16 January 2003 Edition
200,000 voters 'missing'
Adams challenges Electoral Office on flawed register
BY LAURA FRIEL
Immediate and decisive action by the Electoral Office and Commission is imperative to correct the seriously flawed new electoral register, says Sinn Féin President Gerry Adams.
"A seriously flawed process of registration has resulted in the mass disenfranchisement of almost 200,000 people across the north. In some areas, for example West Belfast, the number of people registered to vote has fallen by almost 20%. The failure in registration will affect areas across the board but particularly those who come from disadvantaged backgrounds."
According to the Electoral Office's own figures, over 130,000 voters eligible to vote last June have 'disappeared' from the register. But recently released official figures suggest an even greater number of voters have been disenfranchised.
The recently released 2001 census identifies 1,260,029 people as eligible to vote, compared to the 1,072,346 on the Electoral Office.
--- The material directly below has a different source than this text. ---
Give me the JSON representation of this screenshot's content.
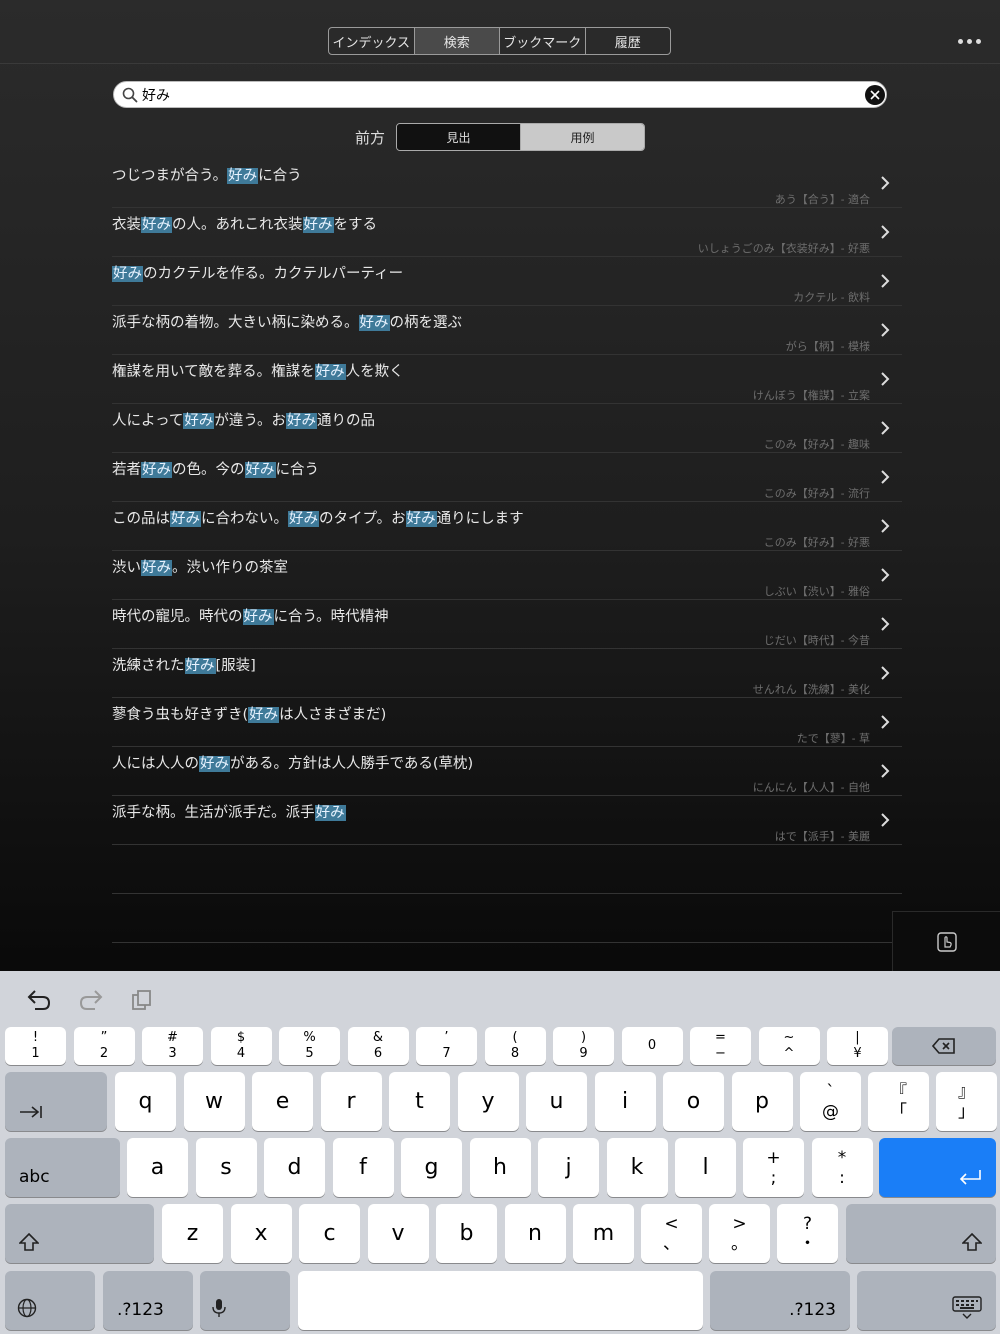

In other words, within six months over 200,000 voters have 'disappeared'.
Census figures also identify a further 'missing' 50,000 first-time voters, bringing the total to a massive 250,000 people currently denied their vote. "Young people have been particularly failed by the Electoral Office," says Adams.
Under the former system, young people due to reach voting age in time for the next election were automatically added to the electoral register but under the new system, the onus is upon each individual young person to seek registration.
But the problem is not just one of non-registration. "In various constituencies citizens have complained that they completed registration forms, returned them to the various electoral offices but their names have still not appeared on the new register," said Adams.
During a recent meeting with Sinn Féin, the Electoral Office admitted that they had in their possession over 13,000 completed forms that were unprocessed when the register was published in December.
The West Belfast MP said the registration process set up a series of unnecessary hurdles that each citizen was obliged to clear in order to gain the right to vote. "The number of obstacles put in the way of people seeking to register to vote is unacceptable," said Adams.
Those wishing to ensure their right to vote were faced with a marathon of paper work that often required totally unnecessary duplication. For example, supplementary forms for photographic identification require detailed information identical to the information already supplied by the applicant in their registration form.
In other instances, the forms supplied by the Electoral Office were inadequate for the task. For example, a revised voter registration form issued in an attempt to correct the shortfall in registration omitted the section dealing with photographic identification.
Without specified photographic identification, a person might appear on the register but under the new regulations will be unable to exercise their right to vote.
Adams challenged the media spin that initially attempted to explain the 11% deficit in the new electoral register as part of the new legislation's crackdown on electoral fraud.
Despite the fact that the deficit within each area of Belfast was within a few per cent of all the others, the BBC deliberately focused in on West Belfast. The deficit, it was suggested, was a consequence of electoral fraud. In fact, the figures for South, North and East Belfast all fell within a few percent of those in the west of the city.
"This is not just a Sinn Féin issue," said Adams. "The failure of the Electoral Office will impact on all areas and all political parties."
Sinn Fein is calling on the Electoral Office to implement a series of measures immediately as a way of beginning to address the registration fiasco, which is not only threatening to leave many eligible people without a vote but also many more unsure if their entitlement vote is secure.
* The Electoral Office should inform all of those people who are registered to vote that their vote is secure.
* Canvass those who appeared on the June 2001 register but have subsequently 'disappeared'.
* Launch immediately an effective publicity campaign encouraging people to register.
* Establish help clinics in local areas to advise applicants how to fill in forms.
* Encourage young first time voters to register by issuing forms through schools and colleges.
"The onus is upon the Electoral Office and Commission to sort this mess out," said Adams. "That is their job and they are paid to do it. As taxpayers we should expect and demand a proper service from both these public bodies."